EXERCISE GOAL
From the records below, copy every line that contains the word "amount".

AVAILABLE DATA
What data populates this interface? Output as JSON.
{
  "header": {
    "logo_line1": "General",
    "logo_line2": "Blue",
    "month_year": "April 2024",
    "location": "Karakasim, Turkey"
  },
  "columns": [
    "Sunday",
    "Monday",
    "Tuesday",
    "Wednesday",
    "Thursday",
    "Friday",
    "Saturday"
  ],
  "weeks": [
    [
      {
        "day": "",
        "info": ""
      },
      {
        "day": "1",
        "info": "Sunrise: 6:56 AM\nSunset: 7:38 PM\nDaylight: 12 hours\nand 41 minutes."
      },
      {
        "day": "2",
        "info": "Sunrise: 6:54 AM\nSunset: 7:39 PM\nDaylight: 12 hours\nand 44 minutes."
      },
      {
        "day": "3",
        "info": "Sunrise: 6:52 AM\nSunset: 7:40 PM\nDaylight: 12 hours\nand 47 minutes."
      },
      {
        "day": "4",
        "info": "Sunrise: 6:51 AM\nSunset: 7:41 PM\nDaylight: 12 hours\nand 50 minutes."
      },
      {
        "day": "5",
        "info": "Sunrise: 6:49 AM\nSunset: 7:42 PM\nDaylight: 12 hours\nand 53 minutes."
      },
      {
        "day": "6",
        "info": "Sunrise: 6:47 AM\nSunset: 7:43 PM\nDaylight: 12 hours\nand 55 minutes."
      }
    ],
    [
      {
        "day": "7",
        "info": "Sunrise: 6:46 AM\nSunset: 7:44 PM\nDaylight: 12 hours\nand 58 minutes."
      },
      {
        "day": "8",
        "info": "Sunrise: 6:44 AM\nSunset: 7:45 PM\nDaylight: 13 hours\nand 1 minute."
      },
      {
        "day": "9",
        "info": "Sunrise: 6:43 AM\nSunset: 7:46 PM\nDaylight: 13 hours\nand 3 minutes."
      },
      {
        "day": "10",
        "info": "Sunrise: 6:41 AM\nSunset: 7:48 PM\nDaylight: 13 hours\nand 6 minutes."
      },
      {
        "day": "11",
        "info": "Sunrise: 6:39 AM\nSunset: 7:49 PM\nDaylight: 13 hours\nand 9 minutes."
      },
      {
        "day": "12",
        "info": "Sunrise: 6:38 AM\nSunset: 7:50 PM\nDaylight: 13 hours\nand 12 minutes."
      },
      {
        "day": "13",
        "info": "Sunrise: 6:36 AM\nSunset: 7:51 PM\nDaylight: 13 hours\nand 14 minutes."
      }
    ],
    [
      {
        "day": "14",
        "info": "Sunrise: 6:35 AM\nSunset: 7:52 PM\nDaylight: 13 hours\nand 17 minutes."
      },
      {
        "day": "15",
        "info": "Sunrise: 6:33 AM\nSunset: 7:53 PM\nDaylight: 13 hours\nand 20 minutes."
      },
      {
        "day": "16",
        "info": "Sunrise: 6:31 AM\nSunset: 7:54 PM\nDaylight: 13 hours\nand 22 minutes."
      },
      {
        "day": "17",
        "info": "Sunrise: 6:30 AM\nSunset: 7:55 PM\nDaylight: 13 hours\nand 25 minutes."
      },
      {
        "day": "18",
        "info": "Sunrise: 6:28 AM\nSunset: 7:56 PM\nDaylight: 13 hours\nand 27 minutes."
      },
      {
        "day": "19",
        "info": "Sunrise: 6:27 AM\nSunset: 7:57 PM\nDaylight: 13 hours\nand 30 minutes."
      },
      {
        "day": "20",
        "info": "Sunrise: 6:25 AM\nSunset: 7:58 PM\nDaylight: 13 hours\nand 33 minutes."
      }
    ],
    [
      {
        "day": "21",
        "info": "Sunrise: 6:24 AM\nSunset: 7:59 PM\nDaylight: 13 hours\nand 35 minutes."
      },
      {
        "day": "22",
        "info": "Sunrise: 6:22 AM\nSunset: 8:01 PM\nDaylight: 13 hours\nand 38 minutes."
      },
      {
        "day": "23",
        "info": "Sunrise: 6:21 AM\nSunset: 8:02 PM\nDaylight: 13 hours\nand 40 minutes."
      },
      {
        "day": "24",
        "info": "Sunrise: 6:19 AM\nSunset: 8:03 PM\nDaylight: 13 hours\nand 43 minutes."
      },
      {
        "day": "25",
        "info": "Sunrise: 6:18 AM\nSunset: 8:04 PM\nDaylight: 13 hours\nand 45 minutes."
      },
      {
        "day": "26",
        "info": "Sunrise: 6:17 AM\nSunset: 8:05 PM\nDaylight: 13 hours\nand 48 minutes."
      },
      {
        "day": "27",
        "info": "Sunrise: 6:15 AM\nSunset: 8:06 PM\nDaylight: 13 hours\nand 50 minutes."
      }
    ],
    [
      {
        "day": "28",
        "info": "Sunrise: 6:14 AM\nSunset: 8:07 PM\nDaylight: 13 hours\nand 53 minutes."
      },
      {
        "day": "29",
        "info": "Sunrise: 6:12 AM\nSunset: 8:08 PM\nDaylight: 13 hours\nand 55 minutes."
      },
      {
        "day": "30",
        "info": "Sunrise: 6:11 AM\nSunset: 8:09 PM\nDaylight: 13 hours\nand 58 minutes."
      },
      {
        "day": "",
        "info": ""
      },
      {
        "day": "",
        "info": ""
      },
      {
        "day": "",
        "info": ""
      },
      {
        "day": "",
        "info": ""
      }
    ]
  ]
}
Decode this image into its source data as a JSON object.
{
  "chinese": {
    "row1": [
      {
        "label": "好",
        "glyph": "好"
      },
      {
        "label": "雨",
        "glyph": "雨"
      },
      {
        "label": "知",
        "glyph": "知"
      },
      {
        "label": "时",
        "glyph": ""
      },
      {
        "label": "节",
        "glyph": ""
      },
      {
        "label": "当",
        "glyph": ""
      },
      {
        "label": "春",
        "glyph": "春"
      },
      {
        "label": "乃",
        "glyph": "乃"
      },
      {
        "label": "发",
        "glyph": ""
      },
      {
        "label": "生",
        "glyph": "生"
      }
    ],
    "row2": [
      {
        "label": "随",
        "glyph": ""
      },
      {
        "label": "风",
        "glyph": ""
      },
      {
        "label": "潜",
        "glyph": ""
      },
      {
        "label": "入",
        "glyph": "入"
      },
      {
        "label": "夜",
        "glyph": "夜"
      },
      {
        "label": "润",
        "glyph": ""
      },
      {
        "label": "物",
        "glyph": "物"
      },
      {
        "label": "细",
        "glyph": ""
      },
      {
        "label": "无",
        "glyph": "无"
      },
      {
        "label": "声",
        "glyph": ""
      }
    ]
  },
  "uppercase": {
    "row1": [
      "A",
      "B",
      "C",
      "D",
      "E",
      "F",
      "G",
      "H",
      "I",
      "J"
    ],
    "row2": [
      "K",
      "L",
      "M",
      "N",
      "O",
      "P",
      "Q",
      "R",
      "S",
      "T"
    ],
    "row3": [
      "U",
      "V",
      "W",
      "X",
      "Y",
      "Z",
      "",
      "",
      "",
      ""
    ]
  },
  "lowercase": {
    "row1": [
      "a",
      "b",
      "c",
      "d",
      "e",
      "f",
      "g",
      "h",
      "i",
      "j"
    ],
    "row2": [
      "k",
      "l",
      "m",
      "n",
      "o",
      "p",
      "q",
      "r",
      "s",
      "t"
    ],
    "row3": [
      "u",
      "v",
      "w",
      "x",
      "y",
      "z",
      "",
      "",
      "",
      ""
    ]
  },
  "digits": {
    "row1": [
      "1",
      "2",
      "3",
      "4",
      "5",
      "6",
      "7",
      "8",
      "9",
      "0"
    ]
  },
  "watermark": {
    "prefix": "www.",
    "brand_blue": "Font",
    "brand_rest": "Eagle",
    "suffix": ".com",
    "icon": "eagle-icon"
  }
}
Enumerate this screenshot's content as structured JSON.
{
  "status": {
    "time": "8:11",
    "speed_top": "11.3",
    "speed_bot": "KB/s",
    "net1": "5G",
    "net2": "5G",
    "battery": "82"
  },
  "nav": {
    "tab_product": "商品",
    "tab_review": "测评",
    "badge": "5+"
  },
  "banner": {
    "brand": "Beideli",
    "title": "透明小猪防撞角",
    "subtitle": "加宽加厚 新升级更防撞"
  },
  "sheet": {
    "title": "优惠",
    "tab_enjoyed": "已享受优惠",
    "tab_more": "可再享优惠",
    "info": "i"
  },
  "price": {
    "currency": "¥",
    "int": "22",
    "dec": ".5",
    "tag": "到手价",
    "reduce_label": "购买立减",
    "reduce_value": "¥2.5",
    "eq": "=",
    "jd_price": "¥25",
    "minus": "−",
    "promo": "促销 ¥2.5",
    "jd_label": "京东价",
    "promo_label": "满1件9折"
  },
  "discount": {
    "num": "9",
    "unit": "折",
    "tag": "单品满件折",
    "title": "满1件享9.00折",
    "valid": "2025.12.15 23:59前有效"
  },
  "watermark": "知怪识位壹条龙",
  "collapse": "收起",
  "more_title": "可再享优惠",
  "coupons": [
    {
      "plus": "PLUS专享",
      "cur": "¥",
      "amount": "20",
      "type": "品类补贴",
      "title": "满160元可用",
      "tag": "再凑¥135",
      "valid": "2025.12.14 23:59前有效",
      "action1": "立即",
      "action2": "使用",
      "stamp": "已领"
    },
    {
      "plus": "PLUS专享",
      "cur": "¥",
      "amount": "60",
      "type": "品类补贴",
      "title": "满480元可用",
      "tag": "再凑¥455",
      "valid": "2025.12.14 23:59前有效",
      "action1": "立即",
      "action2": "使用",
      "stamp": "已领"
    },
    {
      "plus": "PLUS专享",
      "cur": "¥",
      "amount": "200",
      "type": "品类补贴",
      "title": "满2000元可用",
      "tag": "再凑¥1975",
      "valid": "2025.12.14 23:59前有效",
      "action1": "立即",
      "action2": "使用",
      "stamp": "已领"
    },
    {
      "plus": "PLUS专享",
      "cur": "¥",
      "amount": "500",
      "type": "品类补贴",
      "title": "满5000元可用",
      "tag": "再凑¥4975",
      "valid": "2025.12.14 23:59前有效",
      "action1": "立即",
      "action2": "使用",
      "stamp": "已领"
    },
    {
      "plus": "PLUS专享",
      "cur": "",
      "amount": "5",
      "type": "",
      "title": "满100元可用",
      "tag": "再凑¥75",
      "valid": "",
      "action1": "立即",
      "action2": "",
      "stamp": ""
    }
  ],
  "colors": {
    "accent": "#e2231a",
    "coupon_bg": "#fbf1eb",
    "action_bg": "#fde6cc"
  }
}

ANSWER BOX
      "amount": "20",
      "amount": "60",
      "amount": "200",
      "amount": "500",
      "amount": "5",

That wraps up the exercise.